That certainly was the case regarding the tawdry affair with intern Monica Lewinsky, where Clinton first denied that it took place and then focused his energies not on contrition but on attacking the prosecutors. The end result of that development was that he became only the second president to be impeached, although he later was acquitted by the Senate.

He seems to be following a similar course of action regarding the almost incomprehensible pardoning of wealthy fugitive Marc Rich. The circumstances surrounding that dubious decision have led to investigations despite the fact Clinton is no longer in office. Given the evidence, one would think his comments would be directed toward contrition and apology.

But Clinton seems intent on spin control instead. This week, he wrote an opinion column for the New York Times (and subsequently published by the Deseret News on Monday) justifying his decision to pardon Rich. What he wrote not only will not put the matter to rest, it will only put it more in the public eye.

New York Mayor Rudy Giuliani, who when he was a U.S. attorney obtained indictments against Rich for fraud, tax evasion and racketeering, said Clinton's piece raises more questions than it answers. Many others have echoed those sentiments.

Absent contrition, the former president would be much better served to take a low profile. Saying nothing is far better than an attempt at damage control.

Several people are questioning the accuracy of what Clinton wrote. Among other things, he said "the case for the pardons was reviewed and advocated" by three Republican attorneys: Leonard Garment, a former Nixon White House official; William Bradford Reynolds, who ran the Justice Department's civil rights division under President Reagan; and Lewis Libby, Vice President Dick Cheney's chief of staff; in addition to former White House counsel Jack Quinn, who also represented Rich.

All three Republicans quickly dismissed Clinton's assertion. "I was astounded. I have had no communications with the Clinton administration or the president or Jack Quinn having to do with the effort to obtain the pardon at any time," Reynolds told the Associated Press.

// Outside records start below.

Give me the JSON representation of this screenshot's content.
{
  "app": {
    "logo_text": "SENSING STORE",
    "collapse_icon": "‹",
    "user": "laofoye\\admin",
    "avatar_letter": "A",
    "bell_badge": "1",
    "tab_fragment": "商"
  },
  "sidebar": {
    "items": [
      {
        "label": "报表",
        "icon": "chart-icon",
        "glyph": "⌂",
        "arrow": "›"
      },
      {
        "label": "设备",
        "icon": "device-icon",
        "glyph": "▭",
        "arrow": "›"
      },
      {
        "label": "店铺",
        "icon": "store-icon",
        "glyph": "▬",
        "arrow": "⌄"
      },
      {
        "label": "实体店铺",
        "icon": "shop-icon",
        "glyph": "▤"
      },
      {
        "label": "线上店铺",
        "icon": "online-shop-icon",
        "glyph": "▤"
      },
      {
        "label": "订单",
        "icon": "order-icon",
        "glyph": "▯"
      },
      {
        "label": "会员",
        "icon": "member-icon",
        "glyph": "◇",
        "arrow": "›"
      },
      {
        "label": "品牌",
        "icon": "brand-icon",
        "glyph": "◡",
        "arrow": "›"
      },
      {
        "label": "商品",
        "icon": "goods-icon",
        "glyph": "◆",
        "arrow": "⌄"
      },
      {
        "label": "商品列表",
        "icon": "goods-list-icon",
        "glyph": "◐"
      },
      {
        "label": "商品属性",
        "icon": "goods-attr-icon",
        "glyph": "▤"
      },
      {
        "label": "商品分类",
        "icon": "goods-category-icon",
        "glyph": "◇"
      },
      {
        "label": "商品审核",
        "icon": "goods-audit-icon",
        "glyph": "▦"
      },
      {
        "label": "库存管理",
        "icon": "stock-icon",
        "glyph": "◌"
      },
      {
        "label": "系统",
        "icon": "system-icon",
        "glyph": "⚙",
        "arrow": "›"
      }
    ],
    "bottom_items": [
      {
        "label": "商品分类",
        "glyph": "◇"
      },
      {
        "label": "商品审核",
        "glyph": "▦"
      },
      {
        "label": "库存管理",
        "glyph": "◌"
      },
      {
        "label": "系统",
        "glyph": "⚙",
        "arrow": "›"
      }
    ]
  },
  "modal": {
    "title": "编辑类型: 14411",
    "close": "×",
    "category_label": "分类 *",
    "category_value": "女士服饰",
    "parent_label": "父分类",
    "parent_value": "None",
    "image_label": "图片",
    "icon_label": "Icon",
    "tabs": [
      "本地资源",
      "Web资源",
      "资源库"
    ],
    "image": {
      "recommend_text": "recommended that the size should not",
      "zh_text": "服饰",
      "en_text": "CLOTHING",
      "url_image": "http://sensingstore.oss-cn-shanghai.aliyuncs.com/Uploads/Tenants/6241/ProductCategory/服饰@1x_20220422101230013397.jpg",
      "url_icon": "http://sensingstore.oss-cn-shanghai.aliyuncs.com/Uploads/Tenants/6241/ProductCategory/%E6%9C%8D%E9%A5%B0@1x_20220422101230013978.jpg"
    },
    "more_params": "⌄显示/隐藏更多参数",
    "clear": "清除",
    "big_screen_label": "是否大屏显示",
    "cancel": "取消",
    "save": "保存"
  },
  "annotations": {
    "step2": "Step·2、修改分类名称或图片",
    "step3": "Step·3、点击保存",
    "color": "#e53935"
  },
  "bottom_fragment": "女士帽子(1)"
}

Whom to believe? Based on his not so glorious track record, Clinton has misrepresented the facts once again. It's another sad and needless commentary on how not to leave office.